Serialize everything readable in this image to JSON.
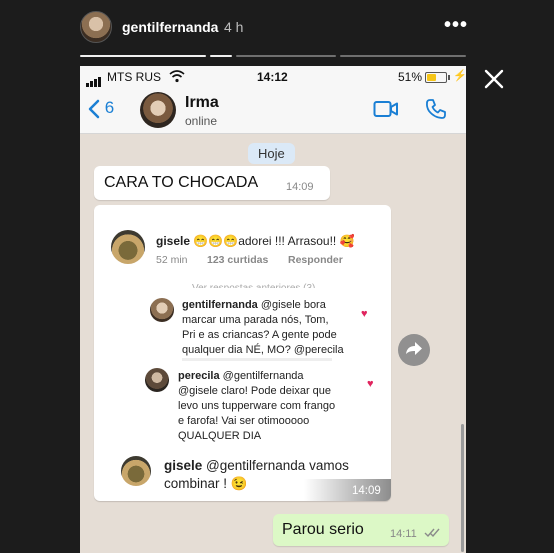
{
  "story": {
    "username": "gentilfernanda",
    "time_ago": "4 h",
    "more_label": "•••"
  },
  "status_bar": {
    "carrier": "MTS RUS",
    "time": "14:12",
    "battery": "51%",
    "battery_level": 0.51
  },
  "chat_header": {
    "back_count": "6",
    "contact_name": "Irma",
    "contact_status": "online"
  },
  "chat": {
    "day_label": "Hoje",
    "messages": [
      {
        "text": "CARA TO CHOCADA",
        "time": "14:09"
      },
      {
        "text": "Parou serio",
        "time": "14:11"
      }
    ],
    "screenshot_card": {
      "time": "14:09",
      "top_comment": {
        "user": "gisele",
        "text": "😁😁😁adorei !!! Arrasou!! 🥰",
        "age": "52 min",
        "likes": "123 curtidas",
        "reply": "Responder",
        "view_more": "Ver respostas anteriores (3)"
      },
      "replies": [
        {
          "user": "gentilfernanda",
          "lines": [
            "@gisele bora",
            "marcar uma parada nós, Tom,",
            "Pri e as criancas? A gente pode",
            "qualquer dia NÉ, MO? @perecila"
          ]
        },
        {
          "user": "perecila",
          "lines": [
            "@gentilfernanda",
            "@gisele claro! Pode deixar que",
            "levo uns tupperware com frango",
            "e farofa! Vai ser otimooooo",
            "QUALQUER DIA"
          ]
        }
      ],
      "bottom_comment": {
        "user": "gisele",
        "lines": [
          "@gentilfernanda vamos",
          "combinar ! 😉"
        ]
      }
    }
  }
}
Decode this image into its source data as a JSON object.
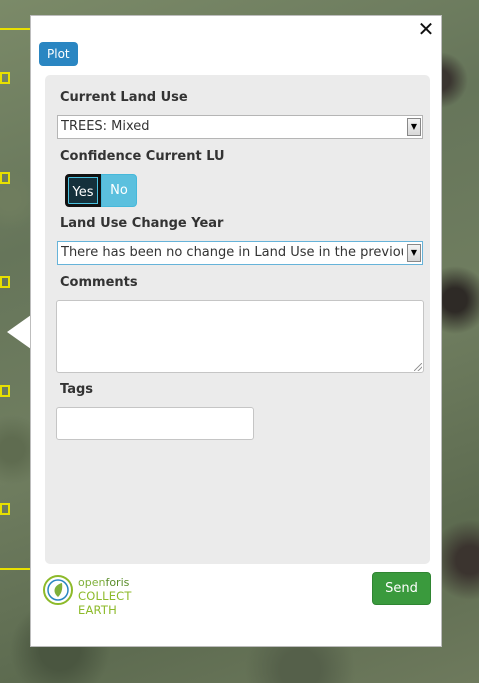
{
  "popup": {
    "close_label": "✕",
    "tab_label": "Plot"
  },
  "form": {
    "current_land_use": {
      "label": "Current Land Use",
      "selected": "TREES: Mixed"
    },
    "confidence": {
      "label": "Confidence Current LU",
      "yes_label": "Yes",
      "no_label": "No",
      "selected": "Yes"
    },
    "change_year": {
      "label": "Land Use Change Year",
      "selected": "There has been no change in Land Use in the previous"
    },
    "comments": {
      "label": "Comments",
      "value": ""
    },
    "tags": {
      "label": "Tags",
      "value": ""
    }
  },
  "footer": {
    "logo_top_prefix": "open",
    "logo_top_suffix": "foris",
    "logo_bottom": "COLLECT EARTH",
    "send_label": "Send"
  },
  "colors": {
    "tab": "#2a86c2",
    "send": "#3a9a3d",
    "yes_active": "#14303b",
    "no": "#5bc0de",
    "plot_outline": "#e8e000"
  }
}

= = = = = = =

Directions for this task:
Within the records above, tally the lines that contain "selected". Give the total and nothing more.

Solution below:
3